Wind subsidy could preserve some North Dakota jobsA last-minute, one-year extension of a wind energy subsidy could save thousands of jobs nationwide, according to an industry group, but officials in North Dakota are waiting to see what its effect will be on jobs here.
By: By Christopher Bjorke, Forum News Service, The Jamestown Sun
A last-minute, one-year extension of a wind energy subsidy could save thousands of jobs nationwide, according to an industry group, but officials in North Dakota are waiting to see what its effect will be on jobs here.
The tax deal passed in the House of Representatives this week to avert the “fiscal cliff” crisis included an extension of the production tax credit for wind energy projects started in 2013.
The deal will help support LM Wind Power’s wind blade factory in Grand Forks, but any new hiring will depend on how active its customers are in 2013, said Bill Burga Jr., head of manufacturing for North and South America for Denmark-based LM.
“While we’re all encouraged with this news, any new business will likely take many months to actually arrive,” Burga wrote in an email.
The wind industry had been bracing for the expected expiration of the credit after Dec. 31, which was cited by LM in its decision to cut 345 jobs in Grand Forks in September.
The American Wind Energy Association said the extension, which provides a 2.2-cent credit per kilowatt hour of renewable power, could save as many as 37,000 of the 75,000 wind industry jobs thought to be in the U.S.
“We’re still attempting to see what might come from this in the coming months,” said Burga, who is based in Grand Forks. “We’re certainly hopeful those customers that were ‘fence sitters’ might begin to offer up a renewed look this year.”
LM received a blade order in late 2012 that could prompt the company to hire 40 or more workers, but that number could also be much smaller depending on when the customer takes the blades.
The prospects for a closed component factory in West Fargo were uncertain to economic development officials there.
West Fargo’s former DMI Industries wind tower factory has been shuttered since DMI’s parent company, Otter Tail Corp., sold off the company to Texas-based Trinity Industries in September.
West Fargo Economic and Community Services Director Mark Vaux said he had not heard from Trinity on their plans for the factory.
“We’ve been trading phone calls with them to find out what their plans are,” Vaux said.
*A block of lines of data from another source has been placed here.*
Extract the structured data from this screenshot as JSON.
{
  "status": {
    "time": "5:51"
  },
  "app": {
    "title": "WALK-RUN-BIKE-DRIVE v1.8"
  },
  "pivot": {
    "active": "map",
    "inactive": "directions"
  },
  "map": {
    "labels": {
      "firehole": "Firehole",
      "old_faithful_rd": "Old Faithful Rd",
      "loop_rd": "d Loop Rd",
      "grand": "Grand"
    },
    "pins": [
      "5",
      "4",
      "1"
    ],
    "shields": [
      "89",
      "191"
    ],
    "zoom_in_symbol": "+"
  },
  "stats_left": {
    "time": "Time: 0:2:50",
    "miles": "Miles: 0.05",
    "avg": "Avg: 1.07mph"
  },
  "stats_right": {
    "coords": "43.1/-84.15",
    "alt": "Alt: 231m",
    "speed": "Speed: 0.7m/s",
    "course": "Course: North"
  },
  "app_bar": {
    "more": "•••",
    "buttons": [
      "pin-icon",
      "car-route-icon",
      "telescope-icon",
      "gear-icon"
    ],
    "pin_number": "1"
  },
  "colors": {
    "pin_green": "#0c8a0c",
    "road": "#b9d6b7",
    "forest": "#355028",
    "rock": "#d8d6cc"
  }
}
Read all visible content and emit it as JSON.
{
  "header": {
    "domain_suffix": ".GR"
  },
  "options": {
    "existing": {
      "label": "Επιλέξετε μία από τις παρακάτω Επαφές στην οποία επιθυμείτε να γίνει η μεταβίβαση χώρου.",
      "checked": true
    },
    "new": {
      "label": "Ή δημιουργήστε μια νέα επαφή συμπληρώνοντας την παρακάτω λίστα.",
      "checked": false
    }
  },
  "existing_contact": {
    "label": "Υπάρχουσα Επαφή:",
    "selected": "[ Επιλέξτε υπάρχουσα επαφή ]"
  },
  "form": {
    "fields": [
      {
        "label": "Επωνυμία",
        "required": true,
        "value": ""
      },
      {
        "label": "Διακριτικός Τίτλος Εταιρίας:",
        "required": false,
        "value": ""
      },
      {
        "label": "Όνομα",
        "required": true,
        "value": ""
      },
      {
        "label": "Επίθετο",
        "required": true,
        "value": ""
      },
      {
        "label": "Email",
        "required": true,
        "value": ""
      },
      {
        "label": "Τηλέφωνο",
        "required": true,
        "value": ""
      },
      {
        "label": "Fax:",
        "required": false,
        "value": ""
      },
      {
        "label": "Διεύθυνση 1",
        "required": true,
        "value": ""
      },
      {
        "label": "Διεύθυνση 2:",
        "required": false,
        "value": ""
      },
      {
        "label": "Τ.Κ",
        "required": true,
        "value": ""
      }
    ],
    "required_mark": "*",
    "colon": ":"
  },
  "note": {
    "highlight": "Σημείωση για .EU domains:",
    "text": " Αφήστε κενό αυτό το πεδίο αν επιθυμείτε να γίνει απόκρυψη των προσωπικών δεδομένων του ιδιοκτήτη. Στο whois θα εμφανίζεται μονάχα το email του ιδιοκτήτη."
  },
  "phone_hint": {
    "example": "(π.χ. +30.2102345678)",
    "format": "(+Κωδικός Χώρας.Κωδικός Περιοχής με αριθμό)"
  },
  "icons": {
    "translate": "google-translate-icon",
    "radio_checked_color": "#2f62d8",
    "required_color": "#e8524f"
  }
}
Trinity has a broad portfolio of businesses, including wind towers but the company has not told West Fargo leaders if it will use the DMI factor for wind components.
“They never indicated that that was part of their future plans,” Vaux said.
Calls to Trinity were not returned Thursday.
While LM is waiting for the wind industry’s response to the tax credit extension, the president of the Grand Forks Region Economic Develop Corp. said it would probably prevent further job losses at LM.
“It should stabilize their workforce,” said Klaus Thiessen of the EDC.
He said LM’s workforce stood at 230 workers in Grand Forks.